The problem: Quote all lines below exactly. Images stay out.

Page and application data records
=== Section Start ===

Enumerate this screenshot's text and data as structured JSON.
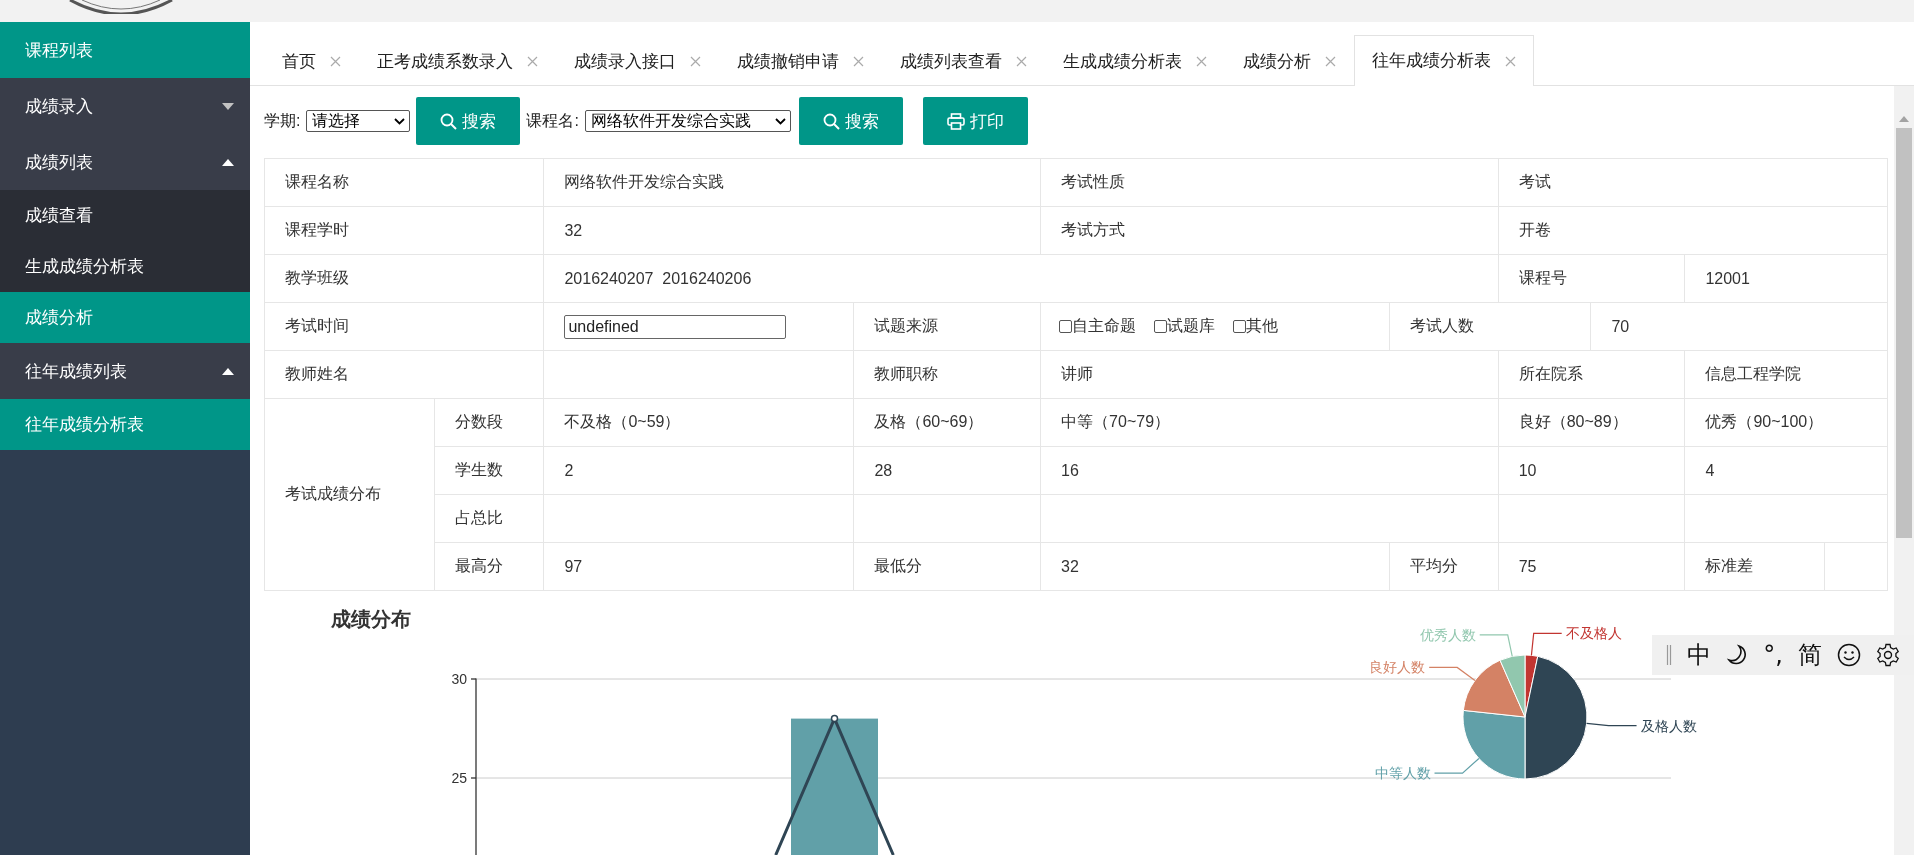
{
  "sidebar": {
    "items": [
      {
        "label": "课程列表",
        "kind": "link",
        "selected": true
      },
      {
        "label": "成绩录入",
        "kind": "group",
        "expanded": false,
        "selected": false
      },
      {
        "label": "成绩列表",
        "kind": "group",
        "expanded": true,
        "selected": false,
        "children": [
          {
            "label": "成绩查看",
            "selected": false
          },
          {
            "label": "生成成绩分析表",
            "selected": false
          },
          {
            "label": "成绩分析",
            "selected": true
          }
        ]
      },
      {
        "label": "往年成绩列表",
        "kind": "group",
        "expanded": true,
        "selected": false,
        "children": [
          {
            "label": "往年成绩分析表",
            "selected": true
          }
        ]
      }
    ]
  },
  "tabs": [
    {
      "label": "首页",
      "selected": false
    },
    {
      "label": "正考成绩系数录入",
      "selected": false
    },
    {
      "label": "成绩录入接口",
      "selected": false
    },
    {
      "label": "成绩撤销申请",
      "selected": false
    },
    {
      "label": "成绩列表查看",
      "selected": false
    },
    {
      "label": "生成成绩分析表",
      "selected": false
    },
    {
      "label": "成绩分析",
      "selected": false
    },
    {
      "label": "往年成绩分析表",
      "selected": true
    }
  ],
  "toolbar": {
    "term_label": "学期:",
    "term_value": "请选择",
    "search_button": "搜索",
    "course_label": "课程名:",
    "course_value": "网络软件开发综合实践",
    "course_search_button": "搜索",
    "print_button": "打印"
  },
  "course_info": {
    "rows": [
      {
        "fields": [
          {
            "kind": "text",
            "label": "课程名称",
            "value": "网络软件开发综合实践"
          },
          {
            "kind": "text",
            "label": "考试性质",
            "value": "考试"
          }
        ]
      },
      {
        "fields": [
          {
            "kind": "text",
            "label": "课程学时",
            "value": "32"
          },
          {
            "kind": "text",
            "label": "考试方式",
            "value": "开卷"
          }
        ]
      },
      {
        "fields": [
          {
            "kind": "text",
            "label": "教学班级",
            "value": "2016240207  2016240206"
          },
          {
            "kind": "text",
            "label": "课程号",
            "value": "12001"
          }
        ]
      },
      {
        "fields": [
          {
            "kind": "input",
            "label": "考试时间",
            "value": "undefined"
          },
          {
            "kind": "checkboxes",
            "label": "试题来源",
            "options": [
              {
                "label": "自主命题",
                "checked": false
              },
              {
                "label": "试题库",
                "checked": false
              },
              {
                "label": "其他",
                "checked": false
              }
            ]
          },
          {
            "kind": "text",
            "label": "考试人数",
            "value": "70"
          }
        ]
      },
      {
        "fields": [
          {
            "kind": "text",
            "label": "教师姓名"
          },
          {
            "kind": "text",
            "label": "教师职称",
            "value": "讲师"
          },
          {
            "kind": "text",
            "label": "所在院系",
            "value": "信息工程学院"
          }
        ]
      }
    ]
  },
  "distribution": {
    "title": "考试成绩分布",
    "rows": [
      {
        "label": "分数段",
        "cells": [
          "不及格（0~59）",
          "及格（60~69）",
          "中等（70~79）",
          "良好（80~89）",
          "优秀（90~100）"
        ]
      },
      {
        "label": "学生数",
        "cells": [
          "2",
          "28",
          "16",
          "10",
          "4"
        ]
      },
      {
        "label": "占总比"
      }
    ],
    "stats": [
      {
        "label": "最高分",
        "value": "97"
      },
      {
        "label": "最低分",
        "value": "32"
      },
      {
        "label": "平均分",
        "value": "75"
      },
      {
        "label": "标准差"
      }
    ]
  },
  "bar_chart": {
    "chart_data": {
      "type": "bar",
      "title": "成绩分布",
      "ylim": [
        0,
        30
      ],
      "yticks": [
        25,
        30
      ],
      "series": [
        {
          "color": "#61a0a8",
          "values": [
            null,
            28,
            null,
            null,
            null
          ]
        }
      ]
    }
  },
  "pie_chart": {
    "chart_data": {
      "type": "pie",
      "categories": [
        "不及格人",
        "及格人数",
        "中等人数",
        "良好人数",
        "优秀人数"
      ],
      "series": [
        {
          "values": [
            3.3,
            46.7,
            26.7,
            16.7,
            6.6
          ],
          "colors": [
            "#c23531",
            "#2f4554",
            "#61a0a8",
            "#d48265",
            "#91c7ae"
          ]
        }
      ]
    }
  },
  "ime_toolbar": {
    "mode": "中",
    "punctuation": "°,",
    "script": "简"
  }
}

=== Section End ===

Answer box:
Enumerate this screenshot's text and data as structured JSON.
{
  "sidebar": {
    "items": [
      {
        "label": "课程列表",
        "kind": "link",
        "selected": true
      },
      {
        "label": "成绩录入",
        "kind": "group",
        "expanded": false,
        "selected": false
      },
      {
        "label": "成绩列表",
        "kind": "group",
        "expanded": true,
        "selected": false,
        "children": [
          {
            "label": "成绩查看",
            "selected": false
          },
          {
            "label": "生成成绩分析表",
            "selected": false
          },
          {
            "label": "成绩分析",
            "selected": true
          }
        ]
      },
      {
        "label": "往年成绩列表",
        "kind": "group",
        "expanded": true,
        "selected": false,
        "children": [
          {
            "label": "往年成绩分析表",
            "selected": true
          }
        ]
      }
    ]
  },
  "tabs": [
    {
      "label": "首页",
      "selected": false
    },
    {
      "label": "正考成绩系数录入",
      "selected": false
    },
    {
      "label": "成绩录入接口",
      "selected": false
    },
    {
      "label": "成绩撤销申请",
      "selected": false
    },
    {
      "label": "成绩列表查看",
      "selected": false
    },
    {
      "label": "生成成绩分析表",
      "selected": false
    },
    {
      "label": "成绩分析",
      "selected": false
    },
    {
      "label": "往年成绩分析表",
      "selected": true
    }
  ],
  "toolbar": {
    "term_label": "学期:",
    "term_value": "请选择",
    "search_button": "搜索",
    "course_label": "课程名:",
    "course_value": "网络软件开发综合实践",
    "course_search_button": "搜索",
    "print_button": "打印"
  },
  "course_info": {
    "rows": [
      {
        "fields": [
          {
            "kind": "text",
            "label": "课程名称",
            "value": "网络软件开发综合实践"
          },
          {
            "kind": "text",
            "label": "考试性质",
            "value": "考试"
          }
        ]
      },
      {
        "fields": [
          {
            "kind": "text",
            "label": "课程学时",
            "value": "32"
          },
          {
            "kind": "text",
            "label": "考试方式",
            "value": "开卷"
          }
        ]
      },
      {
        "fields": [
          {
            "kind": "text",
            "label": "教学班级",
            "value": "2016240207  2016240206"
          },
          {
            "kind": "text",
            "label": "课程号",
            "value": "12001"
          }
        ]
      },
      {
        "fields": [
          {
            "kind": "input",
            "label": "考试时间",
            "value": "undefined"
          },
          {
            "kind": "checkboxes",
            "label": "试题来源",
            "options": [
              {
                "label": "自主命题",
                "checked": false
              },
              {
                "label": "试题库",
                "checked": false
              },
              {
                "label": "其他",
                "checked": false
              }
            ]
          },
          {
            "kind": "text",
            "label": "考试人数",
            "value": "70"
          }
        ]
      },
      {
        "fields": [
          {
            "kind": "text",
            "label": "教师姓名"
          },
          {
            "kind": "text",
            "label": "教师职称",
            "value": "讲师"
          },
          {
            "kind": "text",
            "label": "所在院系",
            "value": "信息工程学院"
          }
        ]
      }
    ]
  },
  "distribution": {
    "title": "考试成绩分布",
    "rows": [
      {
        "label": "分数段",
        "cells": [
          "不及格（0~59）",
          "及格（60~69）",
          "中等（70~79）",
          "良好（80~89）",
          "优秀（90~100）"
        ]
      },
      {
        "label": "学生数",
        "cells": [
          "2",
          "28",
          "16",
          "10",
          "4"
        ]
      },
      {
        "label": "占总比"
      }
    ],
    "stats": [
      {
        "label": "最高分",
        "value": "97"
      },
      {
        "label": "最低分",
        "value": "32"
      },
      {
        "label": "平均分",
        "value": "75"
      },
      {
        "label": "标准差"
      }
    ]
  },
  "bar_chart": {
    "chart_data": {
      "type": "bar",
      "title": "成绩分布",
      "ylim": [
        0,
        30
      ],
      "yticks": [
        25,
        30
      ],
      "series": [
        {
          "color": "#61a0a8",
          "values": [
            null,
            28,
            null,
            null,
            null
          ]
        }
      ]
    }
  },
  "pie_chart": {
    "chart_data": {
      "type": "pie",
      "categories": [
        "不及格人",
        "及格人数",
        "中等人数",
        "良好人数",
        "优秀人数"
      ],
      "series": [
        {
          "values": [
            3.3,
            46.7,
            26.7,
            16.7,
            6.6
          ],
          "colors": [
            "#c23531",
            "#2f4554",
            "#61a0a8",
            "#d48265",
            "#91c7ae"
          ]
        }
      ]
    }
  },
  "ime_toolbar": {
    "mode": "中",
    "punctuation": "°,",
    "script": "简"
  }
}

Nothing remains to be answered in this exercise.